Jackie Wright: Yes. I would say... Well, my primary role as an executive assistant, I would say if you want to be an executive assistant, you need to make sure you're doing it for the right reasons. It can't be to just be around the C- suite, it can't be a stepping stone into another job. It needs to be, because you love to support people that you're a servant leader at your heart, and if you are, then it's a really great role.
Mark Siciliano: I'll take the same question. If somebody wants to be in my position, which officially is vice president of productivity and strategy, it's really trying to know every facet of the business, and to be the collaborator across the organization. I always share that it's amazing what you can accomplish when no one cares who gets the credit.
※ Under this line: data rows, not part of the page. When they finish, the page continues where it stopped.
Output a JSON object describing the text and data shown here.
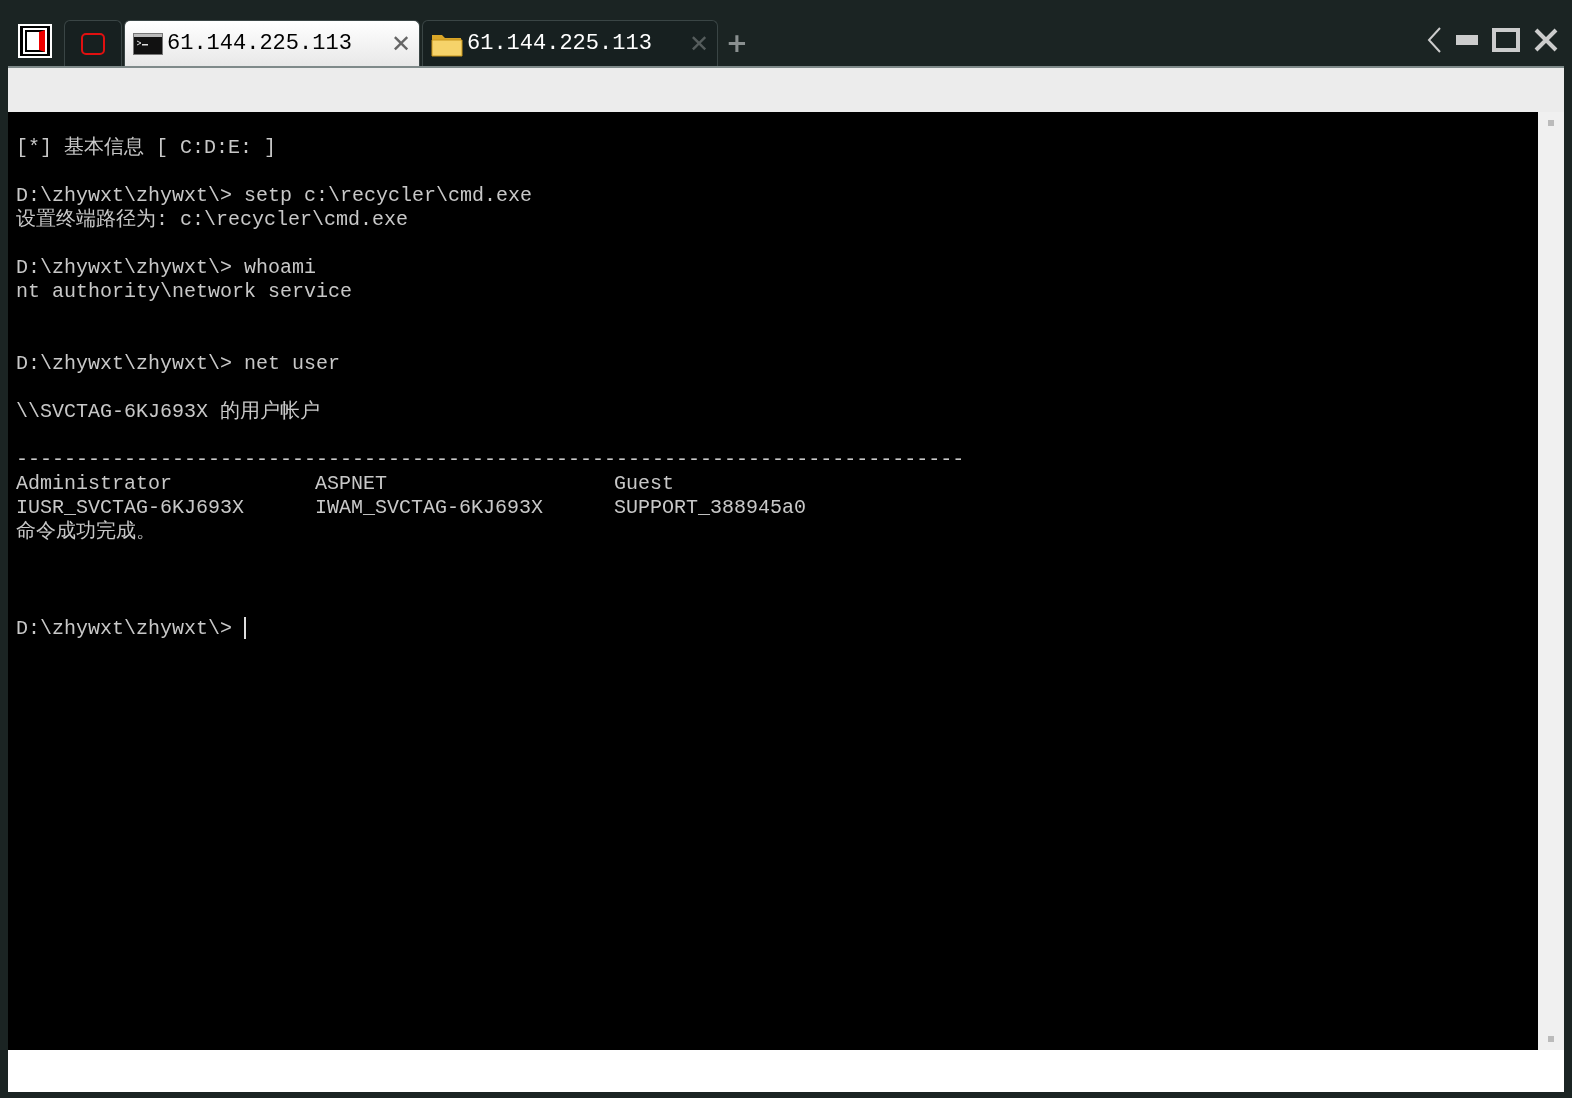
{
  "tabs": [
    {
      "kind": "app",
      "selected": false
    },
    {
      "kind": "terminal",
      "label": "61.144.225.113",
      "close": "✕",
      "selected": true
    },
    {
      "kind": "folder",
      "label": "61.144.225.113",
      "close": "✕",
      "selected": false
    }
  ],
  "new_tab": "+",
  "terminal": {
    "lines": [
      {
        "kind": "line",
        "text": "[*] 基本信息 [ C:D:E: ]"
      },
      {
        "kind": "blank"
      },
      {
        "kind": "line",
        "text": "D:\\zhywxt\\zhywxt\\> setp c:\\recycler\\cmd.exe"
      },
      {
        "kind": "line",
        "text": "设置终端路径为: c:\\recycler\\cmd.exe"
      },
      {
        "kind": "blank"
      },
      {
        "kind": "line",
        "text": "D:\\zhywxt\\zhywxt\\> whoami"
      },
      {
        "kind": "line",
        "text": "nt authority\\network service"
      },
      {
        "kind": "blank"
      },
      {
        "kind": "blank"
      },
      {
        "kind": "line",
        "text": "D:\\zhywxt\\zhywxt\\> net user"
      },
      {
        "kind": "blank"
      },
      {
        "kind": "line",
        "text": "\\\\SVCTAG-6KJ693X 的用户帐户"
      },
      {
        "kind": "blank"
      },
      {
        "kind": "line",
        "text": "-------------------------------------------------------------------------------"
      },
      {
        "kind": "columns",
        "cells": [
          "Administrator",
          "ASPNET",
          "Guest"
        ]
      },
      {
        "kind": "columns",
        "cells": [
          "IUSR_SVCTAG-6KJ693X",
          "IWAM_SVCTAG-6KJ693X",
          "SUPPORT_388945a0"
        ]
      },
      {
        "kind": "line",
        "text": "命令成功完成。"
      },
      {
        "kind": "blank"
      },
      {
        "kind": "blank"
      },
      {
        "kind": "blank"
      },
      {
        "kind": "prompt",
        "text": "D:\\zhywxt\\zhywxt\\>"
      }
    ]
  }
}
In my line of work, you tend to get the blame if things go wrong, and not too much credit if the revenue numbers hit, because you got a lot of A types who are trying to sell and meet their quota, but understanding of the business and sharing strategies that help them improve and improve their bottom line. If you can do that, you'll be very successful in my role.
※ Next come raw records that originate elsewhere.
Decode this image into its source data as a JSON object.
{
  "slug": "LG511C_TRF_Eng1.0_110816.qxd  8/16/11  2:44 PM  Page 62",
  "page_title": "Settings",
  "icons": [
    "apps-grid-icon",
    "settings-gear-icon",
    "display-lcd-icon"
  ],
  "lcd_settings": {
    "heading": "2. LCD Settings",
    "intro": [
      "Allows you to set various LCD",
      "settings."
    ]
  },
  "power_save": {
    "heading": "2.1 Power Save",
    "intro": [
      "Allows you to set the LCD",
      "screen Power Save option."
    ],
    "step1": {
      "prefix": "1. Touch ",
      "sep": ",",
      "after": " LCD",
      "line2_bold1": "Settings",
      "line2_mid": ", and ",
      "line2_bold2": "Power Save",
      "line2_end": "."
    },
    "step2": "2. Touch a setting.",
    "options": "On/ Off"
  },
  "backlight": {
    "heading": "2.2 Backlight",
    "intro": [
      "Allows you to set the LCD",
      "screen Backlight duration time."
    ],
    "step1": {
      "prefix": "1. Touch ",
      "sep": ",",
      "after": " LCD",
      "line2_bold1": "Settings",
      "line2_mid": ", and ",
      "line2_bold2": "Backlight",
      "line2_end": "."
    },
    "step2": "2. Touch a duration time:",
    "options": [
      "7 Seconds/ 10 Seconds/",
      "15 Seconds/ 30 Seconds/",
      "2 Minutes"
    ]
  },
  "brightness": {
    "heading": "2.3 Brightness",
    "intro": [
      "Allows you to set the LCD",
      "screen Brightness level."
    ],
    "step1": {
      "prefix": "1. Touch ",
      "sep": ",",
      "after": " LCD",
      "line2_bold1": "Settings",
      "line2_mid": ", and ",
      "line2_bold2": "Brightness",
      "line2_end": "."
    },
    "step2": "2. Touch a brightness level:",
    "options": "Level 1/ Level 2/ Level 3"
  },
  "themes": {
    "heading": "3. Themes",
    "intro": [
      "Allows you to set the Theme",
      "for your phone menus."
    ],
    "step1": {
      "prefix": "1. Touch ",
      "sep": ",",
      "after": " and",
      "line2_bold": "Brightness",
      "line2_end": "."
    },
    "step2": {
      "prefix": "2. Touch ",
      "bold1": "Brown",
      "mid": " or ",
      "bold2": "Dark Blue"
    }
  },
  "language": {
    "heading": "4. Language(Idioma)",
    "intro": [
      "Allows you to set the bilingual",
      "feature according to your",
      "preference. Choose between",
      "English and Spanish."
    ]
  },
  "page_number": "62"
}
Sean Lane: All right. Maria, bring us home?
Maria Casella: Yeah. I think advice for somebody that wants to be in this role, I would say, get curious about companies that are growing fast, and how you can be part of that growth story. And a lot of it will be ambiguous, and a lot of really uncomfortable and just lean and do it, like this role didn't exist when I interviewed, I actually interviewed for a different role, and I got this role between interviewing and starting. We never know goals for this role, there were no goals for this role, there was a slight framework, but just lean into the ambiguity and get curious about what companies are out there that you want to be a part of, and then find a way to be of that story and continue to lead into that growth.
Sean Lane: Thanks so much to Mark Siciliano, Maria Casella, and Jackie Wright for joining us on this week's episode of Operations. If you want to learn more about running virtual events, Drift's marketing team has actually put together a virtual events certification on our website. You can go to insider. drift. com. Again, if you're not a member of Drift Insider, tons of courses, tons of certifications available on there, and they just launched a brand new one about virtual events. If you aren't subscribed to our show yet, make sure you're subscribed wherever you get your podcasts, you can get an episode into your feed every other Friday. Also, if you want to watch some of our episodes, they are now available on YouTube, on Drift's YouTube channel. So, go ahead and check those out as well. And last, but certainly not least, if you're enjoying the show, if you're learning something from it, please, please, please leave us a six- star review on Apple Podcasts. Six- star reviews only. All right, that's going to do it for me. Thanks so much for listening. We'll see you next time.